Excerpts from an interface dataset:
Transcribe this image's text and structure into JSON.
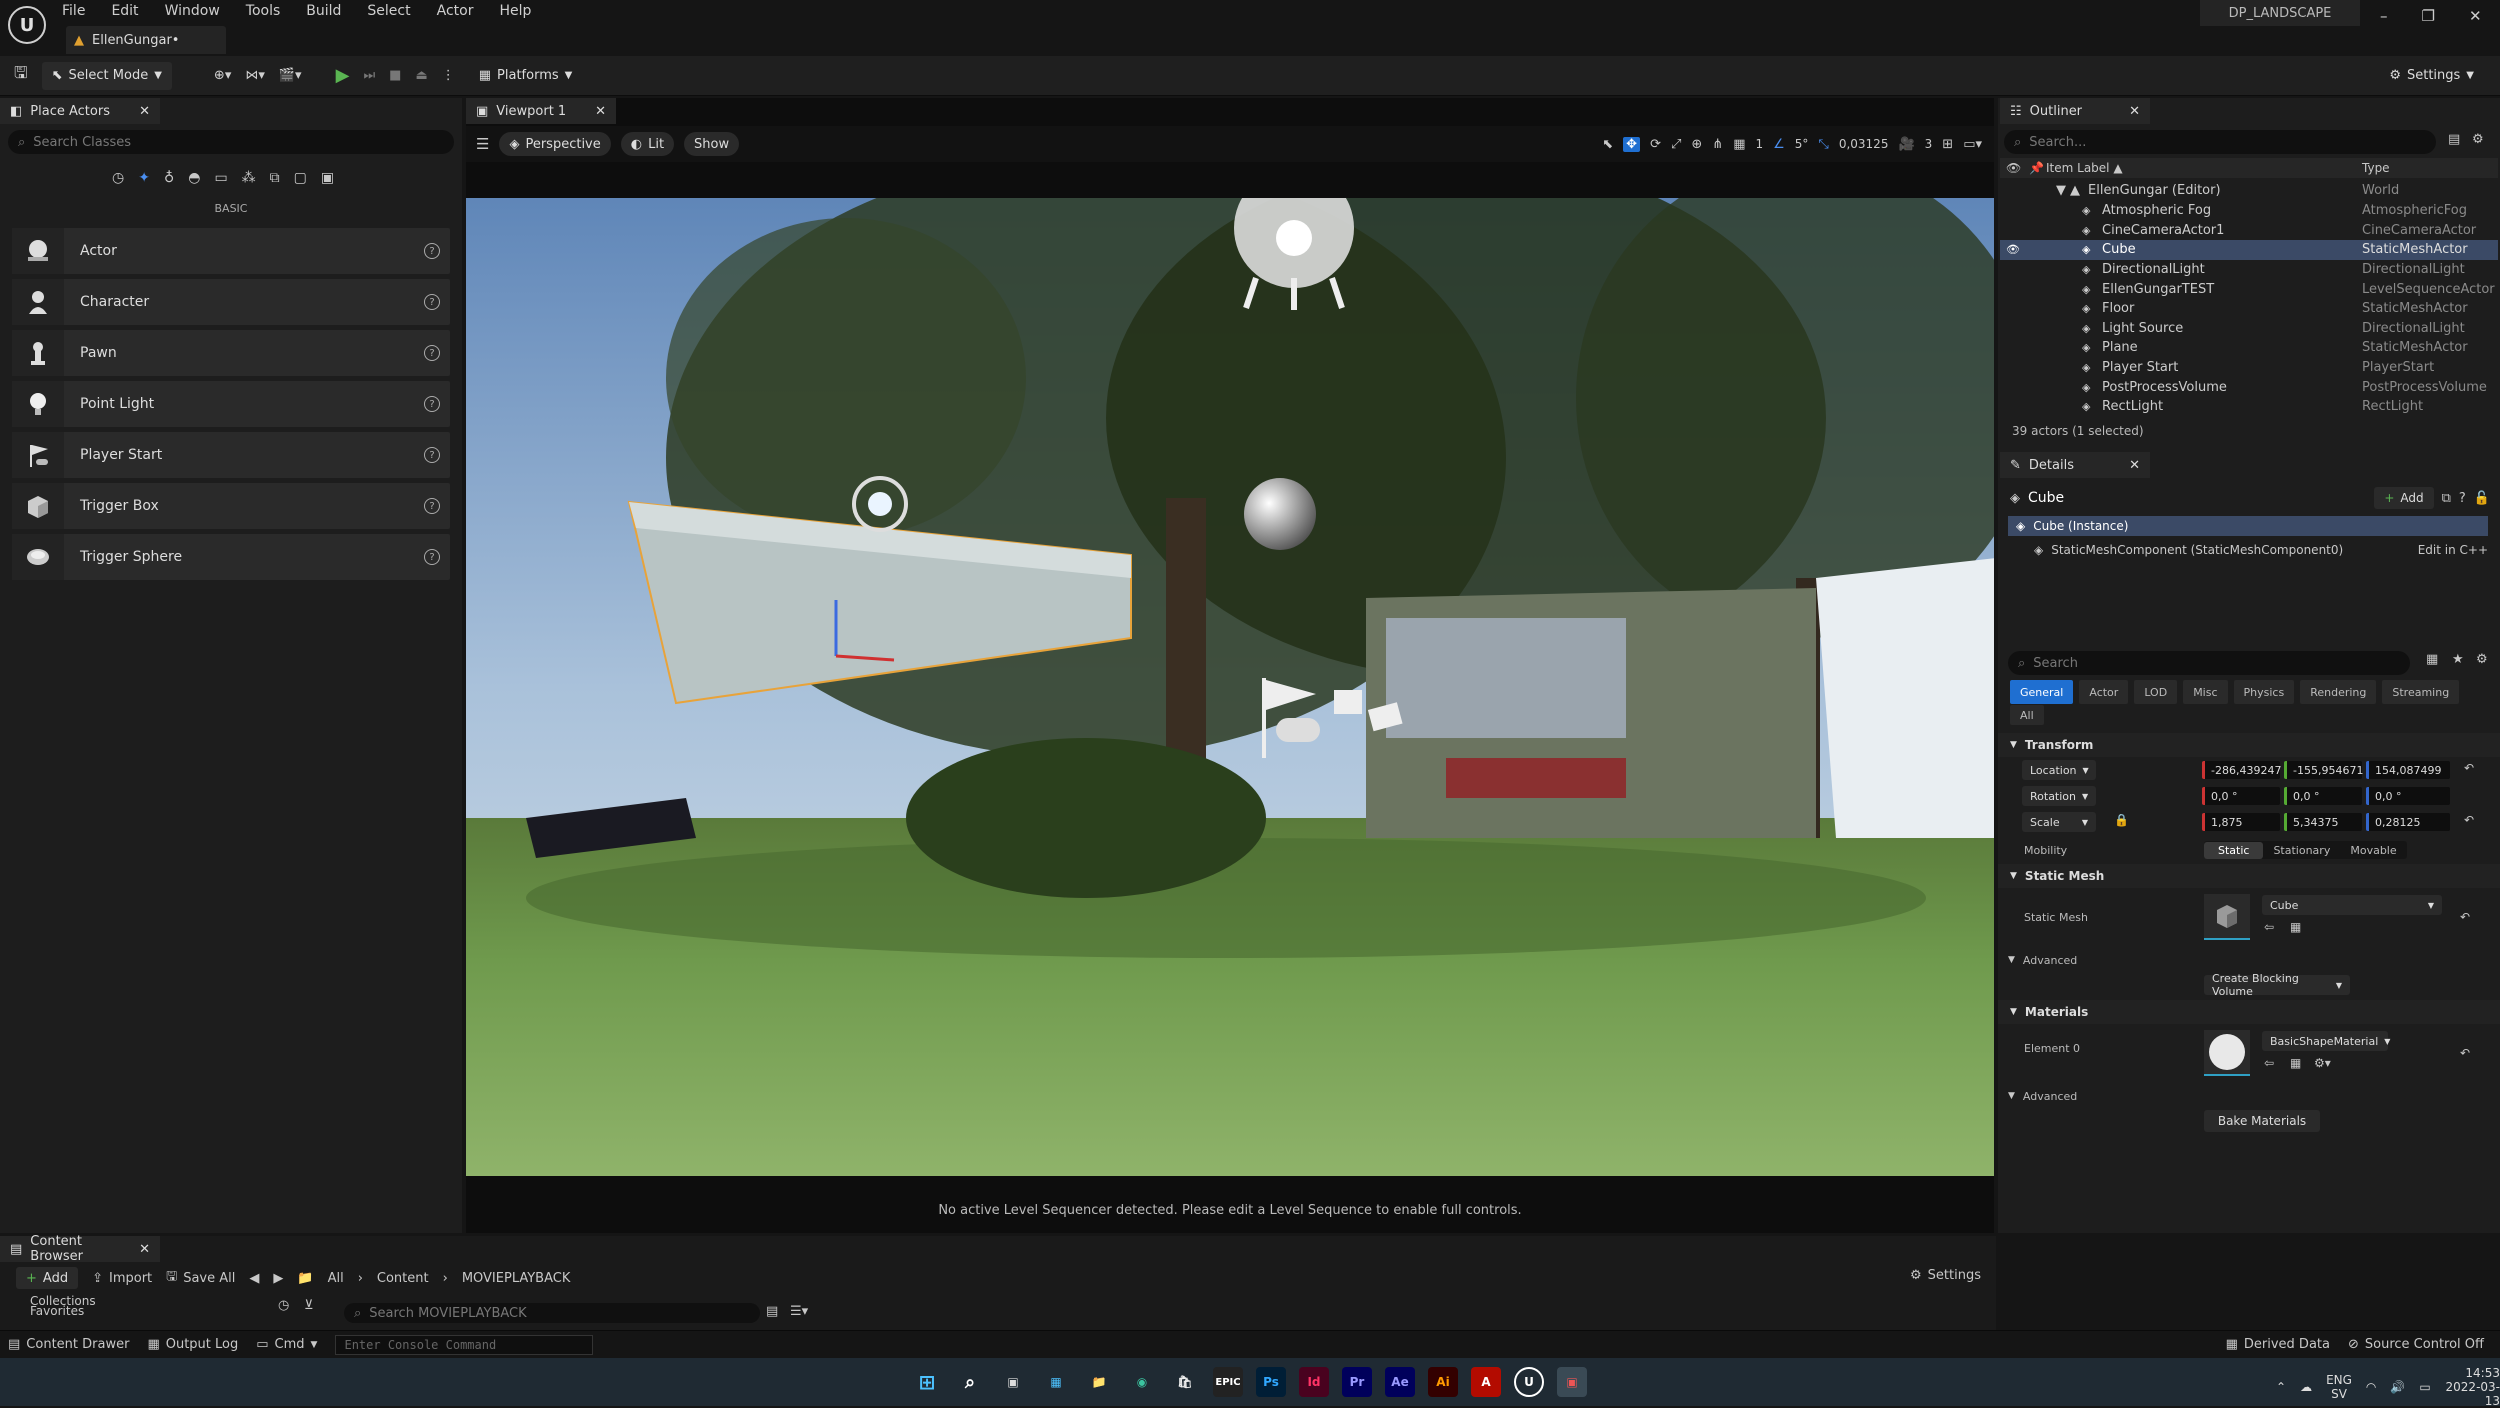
{
  "menu": [
    "File",
    "Edit",
    "Window",
    "Tools",
    "Build",
    "Select",
    "Actor",
    "Help"
  ],
  "document_tab": "EllenGungar•",
  "project_name": "DP_LANDSCAPE",
  "window_controls": [
    "–",
    "❐",
    "✕"
  ],
  "toolbar": {
    "select_mode": "Select Mode",
    "platforms": "Platforms",
    "settings": "Settings"
  },
  "place_actors": {
    "tab_title": "Place Actors",
    "search_placeholder": "Search Classes",
    "category": "BASIC",
    "items": [
      {
        "label": "Actor",
        "icon": "actor-icon"
      },
      {
        "label": "Character",
        "icon": "character-icon"
      },
      {
        "label": "Pawn",
        "icon": "pawn-icon"
      },
      {
        "label": "Point Light",
        "icon": "point-light-icon"
      },
      {
        "label": "Player Start",
        "icon": "player-start-icon"
      },
      {
        "label": "Trigger Box",
        "icon": "trigger-box-icon"
      },
      {
        "label": "Trigger Sphere",
        "icon": "trigger-sphere-icon"
      }
    ]
  },
  "viewport": {
    "tab_title": "Viewport 1",
    "perspective": "Perspective",
    "lit": "Lit",
    "show": "Show",
    "grid_value": "1",
    "angle_value": "5°",
    "scale_value": "0,03125",
    "camera_speed": "3",
    "message": "No active Level Sequencer detected. Please edit a Level Sequence to enable full controls."
  },
  "outliner": {
    "tab_title": "Outliner",
    "search_placeholder": "Search...",
    "col_label": "Item Label ▲",
    "col_type": "Type",
    "root": {
      "label": "EllenGungar (Editor)",
      "type": "World"
    },
    "rows": [
      {
        "label": "Atmospheric Fog",
        "type": "AtmosphericFog"
      },
      {
        "label": "CineCameraActor1",
        "type": "CineCameraActor"
      },
      {
        "label": "Cube",
        "type": "StaticMeshActor"
      },
      {
        "label": "DirectionalLight",
        "type": "DirectionalLight"
      },
      {
        "label": "EllenGungarTEST",
        "type": "LevelSequenceActor"
      },
      {
        "label": "Floor",
        "type": "StaticMeshActor"
      },
      {
        "label": "Light Source",
        "type": "DirectionalLight"
      },
      {
        "label": "Plane",
        "type": "StaticMeshActor"
      },
      {
        "label": "Player Start",
        "type": "PlayerStart"
      },
      {
        "label": "PostProcessVolume",
        "type": "PostProcessVolume"
      },
      {
        "label": "RectLight",
        "type": "RectLight"
      }
    ],
    "selected_index": 2,
    "footer": "39 actors (1 selected)"
  },
  "details": {
    "tab_title": "Details",
    "object_name": "Cube",
    "add_label": "Add",
    "instance": "Cube (Instance)",
    "component": "StaticMeshComponent (StaticMeshComponent0)",
    "edit_in_cpp": "Edit in C++",
    "search_placeholder": "Search",
    "categories": [
      "General",
      "Actor",
      "LOD",
      "Misc",
      "Physics",
      "Rendering",
      "Streaming",
      "All"
    ],
    "transform_header": "Transform",
    "location_label": "Location",
    "location": [
      "-286,439247",
      "-155,954671",
      "154,087499"
    ],
    "rotation_label": "Rotation",
    "rotation": [
      "0,0 °",
      "0,0 °",
      "0,0 °"
    ],
    "scale_label": "Scale",
    "scale": [
      "1,875",
      "5,34375",
      "0,28125"
    ],
    "mobility_label": "Mobility",
    "mobility_options": [
      "Static",
      "Stationary",
      "Movable"
    ],
    "static_mesh_header": "Static Mesh",
    "static_mesh_label": "Static Mesh",
    "static_mesh_value": "Cube",
    "advanced_label": "Advanced",
    "create_blocking": "Create Blocking Volume",
    "materials_header": "Materials",
    "element0_label": "Element 0",
    "material_value": "BasicShapeMaterial",
    "advanced2_label": "Advanced",
    "bake_materials": "Bake Materials"
  },
  "content_browser": {
    "tab_title": "Content Browser",
    "add": "Add",
    "import": "Import",
    "save_all": "Save All",
    "path": [
      "All",
      "Content",
      "MOVIEPLAYBACK"
    ],
    "settings": "Settings",
    "collections": "Collections",
    "favorites": "Favorites",
    "search_placeholder": "Search MOVIEPLAYBACK"
  },
  "statusbar": {
    "content_drawer": "Content Drawer",
    "output_log": "Output Log",
    "cmd": "Cmd",
    "console_placeholder": "Enter Console Command",
    "derived_data": "Derived Data",
    "source_control": "Source Control Off"
  },
  "taskbar": {
    "lang": "ENG",
    "lang2": "SV",
    "time": "14:53",
    "date": "2022-03-13",
    "apps": [
      {
        "label": "Ps",
        "color": "#31a8ff",
        "bg": "#001e36"
      },
      {
        "label": "Id",
        "color": "#ff3366",
        "bg": "#49021f"
      },
      {
        "label": "Pr",
        "color": "#9999ff",
        "bg": "#00005b"
      },
      {
        "label": "Ae",
        "color": "#9999ff",
        "bg": "#00005b"
      },
      {
        "label": "Ai",
        "color": "#ff9a00",
        "bg": "#330000"
      }
    ]
  },
  "colors": {
    "accent": "#1f6fd1",
    "selection": "#3b4a66",
    "panel": "#1d1d1d"
  }
}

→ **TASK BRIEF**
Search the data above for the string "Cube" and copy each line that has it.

→ **EXERCISE RESULT**
        "label": "Cube",
    "object_name": "Cube",
    "instance": "Cube (Instance)",
    "static_mesh_value": "Cube",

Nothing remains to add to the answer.